The recent change from S&P on their outlook for the U.S. as a AAA credit begs the question: Is the U.S. a bad credit risk? Although this is an interesting question, and the answer is probably no, like a lot of things in life, the reality is that country risk is not absolute, it is relative – relative to other countries.
Despite the fact that our national debt and budget deficits are enormous, and skyrocketing, we have to compare ourselves to other countries, to evaluate the changing perceptions of U.S. credit risk. In the developed world, basically every country, with the exception of Germany, made the same mistakes we made, that put us into this pickle. Excesses in real estate and the credit markets in general, drove the worldwide economic collapse that resulted in the accumulation of not only huge national deficits, but also personal debt as well.
Even if we break the current debt ceiling, which is a virtual certainty, and even with the very real possibility (probability) that the U.S. credit rating will fall below AAA in the next year or two, the U.S. is still today, and will remain, the strongest economy on the planet, and therefore, to most, the safest place to put money.

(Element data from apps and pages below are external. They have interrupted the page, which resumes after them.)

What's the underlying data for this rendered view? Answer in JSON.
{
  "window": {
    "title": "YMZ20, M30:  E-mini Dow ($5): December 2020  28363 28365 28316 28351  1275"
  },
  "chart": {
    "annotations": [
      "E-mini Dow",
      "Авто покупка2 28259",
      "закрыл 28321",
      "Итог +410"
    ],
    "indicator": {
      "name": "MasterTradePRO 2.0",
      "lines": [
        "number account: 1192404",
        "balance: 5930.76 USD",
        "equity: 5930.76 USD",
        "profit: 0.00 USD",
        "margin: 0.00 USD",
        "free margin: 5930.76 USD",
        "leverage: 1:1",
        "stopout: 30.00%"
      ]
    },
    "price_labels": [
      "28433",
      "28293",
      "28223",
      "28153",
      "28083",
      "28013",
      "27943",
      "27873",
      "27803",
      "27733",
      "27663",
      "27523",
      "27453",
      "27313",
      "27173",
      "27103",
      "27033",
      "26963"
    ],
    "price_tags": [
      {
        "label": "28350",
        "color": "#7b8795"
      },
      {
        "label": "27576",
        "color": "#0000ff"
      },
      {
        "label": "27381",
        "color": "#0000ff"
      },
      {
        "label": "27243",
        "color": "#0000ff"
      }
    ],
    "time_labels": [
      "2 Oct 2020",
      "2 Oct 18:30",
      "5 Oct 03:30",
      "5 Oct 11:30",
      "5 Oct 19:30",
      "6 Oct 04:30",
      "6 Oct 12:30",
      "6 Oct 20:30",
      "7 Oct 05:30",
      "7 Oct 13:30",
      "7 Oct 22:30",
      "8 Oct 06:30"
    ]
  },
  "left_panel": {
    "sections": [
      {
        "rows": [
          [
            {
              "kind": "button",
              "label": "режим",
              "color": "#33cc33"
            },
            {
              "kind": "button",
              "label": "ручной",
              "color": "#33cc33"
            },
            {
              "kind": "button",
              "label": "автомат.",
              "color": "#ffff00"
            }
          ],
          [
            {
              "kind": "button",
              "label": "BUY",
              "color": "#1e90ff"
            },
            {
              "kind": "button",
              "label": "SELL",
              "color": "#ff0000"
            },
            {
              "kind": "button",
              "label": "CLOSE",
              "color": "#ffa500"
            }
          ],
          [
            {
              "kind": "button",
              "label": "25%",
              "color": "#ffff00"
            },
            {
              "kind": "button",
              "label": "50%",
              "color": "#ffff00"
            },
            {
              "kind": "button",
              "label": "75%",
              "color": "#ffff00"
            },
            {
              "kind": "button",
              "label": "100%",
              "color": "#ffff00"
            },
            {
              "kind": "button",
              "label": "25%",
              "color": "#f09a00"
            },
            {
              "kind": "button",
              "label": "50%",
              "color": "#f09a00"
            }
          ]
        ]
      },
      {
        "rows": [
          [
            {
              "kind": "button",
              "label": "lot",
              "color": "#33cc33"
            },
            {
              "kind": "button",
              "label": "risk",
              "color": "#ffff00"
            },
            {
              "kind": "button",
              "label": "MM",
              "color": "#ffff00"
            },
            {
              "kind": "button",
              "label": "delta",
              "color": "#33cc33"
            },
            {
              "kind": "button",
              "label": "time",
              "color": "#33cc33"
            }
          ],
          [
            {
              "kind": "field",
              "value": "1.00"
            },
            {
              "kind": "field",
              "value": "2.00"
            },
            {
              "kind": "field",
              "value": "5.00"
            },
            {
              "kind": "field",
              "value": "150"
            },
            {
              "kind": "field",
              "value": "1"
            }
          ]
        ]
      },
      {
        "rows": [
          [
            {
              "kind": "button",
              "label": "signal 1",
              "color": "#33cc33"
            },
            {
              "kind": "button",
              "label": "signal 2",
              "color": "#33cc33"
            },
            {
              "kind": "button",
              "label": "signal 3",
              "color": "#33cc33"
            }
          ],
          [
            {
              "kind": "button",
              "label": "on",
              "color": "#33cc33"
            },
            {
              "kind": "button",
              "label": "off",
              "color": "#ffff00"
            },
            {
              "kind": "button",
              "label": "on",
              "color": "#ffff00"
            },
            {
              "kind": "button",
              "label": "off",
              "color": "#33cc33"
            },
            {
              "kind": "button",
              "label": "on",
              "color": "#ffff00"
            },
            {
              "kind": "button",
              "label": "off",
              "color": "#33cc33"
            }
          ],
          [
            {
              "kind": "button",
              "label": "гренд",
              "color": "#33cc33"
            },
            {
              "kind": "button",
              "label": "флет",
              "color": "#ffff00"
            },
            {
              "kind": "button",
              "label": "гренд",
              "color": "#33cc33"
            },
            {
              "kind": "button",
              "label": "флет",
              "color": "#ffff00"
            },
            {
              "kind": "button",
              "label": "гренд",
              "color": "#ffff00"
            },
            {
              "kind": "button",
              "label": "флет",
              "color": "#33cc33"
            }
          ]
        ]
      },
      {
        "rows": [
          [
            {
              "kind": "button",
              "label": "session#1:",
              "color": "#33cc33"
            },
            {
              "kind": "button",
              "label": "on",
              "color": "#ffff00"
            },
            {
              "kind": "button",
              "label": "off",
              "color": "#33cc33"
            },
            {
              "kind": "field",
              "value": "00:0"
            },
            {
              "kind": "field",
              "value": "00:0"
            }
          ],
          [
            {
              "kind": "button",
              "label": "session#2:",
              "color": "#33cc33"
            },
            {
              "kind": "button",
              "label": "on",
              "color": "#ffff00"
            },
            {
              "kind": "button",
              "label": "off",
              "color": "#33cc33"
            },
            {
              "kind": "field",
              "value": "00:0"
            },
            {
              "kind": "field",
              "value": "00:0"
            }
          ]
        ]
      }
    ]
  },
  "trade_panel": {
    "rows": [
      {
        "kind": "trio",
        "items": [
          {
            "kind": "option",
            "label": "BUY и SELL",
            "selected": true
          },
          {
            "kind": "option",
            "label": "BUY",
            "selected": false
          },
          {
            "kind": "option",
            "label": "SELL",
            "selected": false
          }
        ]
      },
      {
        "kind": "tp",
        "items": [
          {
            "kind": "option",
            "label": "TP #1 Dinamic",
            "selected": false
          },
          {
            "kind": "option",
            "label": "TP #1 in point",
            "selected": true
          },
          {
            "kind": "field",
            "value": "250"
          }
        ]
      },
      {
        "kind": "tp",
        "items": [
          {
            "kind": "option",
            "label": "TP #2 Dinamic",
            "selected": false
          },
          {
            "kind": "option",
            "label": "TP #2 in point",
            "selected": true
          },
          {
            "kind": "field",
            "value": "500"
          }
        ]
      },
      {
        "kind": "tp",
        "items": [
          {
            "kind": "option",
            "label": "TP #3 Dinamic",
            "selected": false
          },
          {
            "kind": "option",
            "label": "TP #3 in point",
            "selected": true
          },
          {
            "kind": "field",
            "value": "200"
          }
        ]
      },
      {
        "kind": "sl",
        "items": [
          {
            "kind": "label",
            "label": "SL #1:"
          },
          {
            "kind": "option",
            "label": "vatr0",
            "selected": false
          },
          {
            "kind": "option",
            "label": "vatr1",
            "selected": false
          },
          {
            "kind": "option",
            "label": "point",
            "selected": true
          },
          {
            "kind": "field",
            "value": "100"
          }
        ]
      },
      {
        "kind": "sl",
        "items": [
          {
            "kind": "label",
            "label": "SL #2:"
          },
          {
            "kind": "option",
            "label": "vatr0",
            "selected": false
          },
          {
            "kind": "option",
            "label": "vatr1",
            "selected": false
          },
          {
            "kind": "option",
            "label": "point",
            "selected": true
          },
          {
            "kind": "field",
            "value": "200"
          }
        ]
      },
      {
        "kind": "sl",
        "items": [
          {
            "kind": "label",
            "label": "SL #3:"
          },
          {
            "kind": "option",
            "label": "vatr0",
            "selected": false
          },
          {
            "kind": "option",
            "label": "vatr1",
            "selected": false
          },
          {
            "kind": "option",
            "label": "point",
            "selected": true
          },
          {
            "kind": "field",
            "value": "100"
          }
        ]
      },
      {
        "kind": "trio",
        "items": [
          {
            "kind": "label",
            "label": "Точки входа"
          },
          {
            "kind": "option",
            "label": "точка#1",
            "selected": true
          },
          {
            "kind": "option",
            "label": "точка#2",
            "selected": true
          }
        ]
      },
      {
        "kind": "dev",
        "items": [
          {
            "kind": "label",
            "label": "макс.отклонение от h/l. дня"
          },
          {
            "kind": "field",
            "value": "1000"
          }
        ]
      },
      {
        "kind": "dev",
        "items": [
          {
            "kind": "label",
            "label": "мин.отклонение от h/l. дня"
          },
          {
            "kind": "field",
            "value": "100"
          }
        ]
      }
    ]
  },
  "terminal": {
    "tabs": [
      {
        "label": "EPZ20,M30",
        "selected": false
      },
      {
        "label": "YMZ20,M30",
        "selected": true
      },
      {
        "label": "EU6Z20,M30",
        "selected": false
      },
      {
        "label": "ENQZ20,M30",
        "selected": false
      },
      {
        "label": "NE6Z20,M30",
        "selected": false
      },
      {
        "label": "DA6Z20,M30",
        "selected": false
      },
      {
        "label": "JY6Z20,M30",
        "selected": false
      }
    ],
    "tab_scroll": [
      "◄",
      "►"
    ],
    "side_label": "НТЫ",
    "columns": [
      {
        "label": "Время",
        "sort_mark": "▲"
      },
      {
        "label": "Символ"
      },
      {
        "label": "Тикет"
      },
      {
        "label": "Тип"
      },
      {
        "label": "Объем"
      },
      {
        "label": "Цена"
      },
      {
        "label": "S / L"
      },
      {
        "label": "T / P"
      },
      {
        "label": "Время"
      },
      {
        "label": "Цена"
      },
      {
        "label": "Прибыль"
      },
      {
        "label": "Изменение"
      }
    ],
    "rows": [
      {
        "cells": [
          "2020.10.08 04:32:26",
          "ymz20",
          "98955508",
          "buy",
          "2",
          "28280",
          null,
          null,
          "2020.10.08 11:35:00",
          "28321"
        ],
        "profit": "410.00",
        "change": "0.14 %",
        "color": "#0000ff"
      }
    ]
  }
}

While the fact that we will likely remain at the top of the heap economically is somewhat comforting, it does not mean that we will not feel some pain. The reality is that financial markets trade on risk and reward perceptions. If the risk of the U.S. is perceived to increase, as will be the case if and when our credit rating is lowered, the cost to service our debt or take on more debt, will increase. In practical terms, the rates we will need to pay on new bonds issued will have to go up to compensate investors for that perceived increased risk. If we couple this with a rising interest rate environment, which I believe we will be entering shortly, we could have a slingshot effect on the rising cost to maintain our debt and finance future budget deficits.
This scenario is very real, and has lead to the devaluation of many currencies around the globe. We need to watch the value of the dollar closely, since rising inflation will be the trigger that forces the Fed to start the interest rate raising cycle. The more the threat of inflation, the more aggressive the Fed will need to be with rates, and the greater the impact will be on the cost of servicing our debt (and the more negative will be the impact on economic growth as well).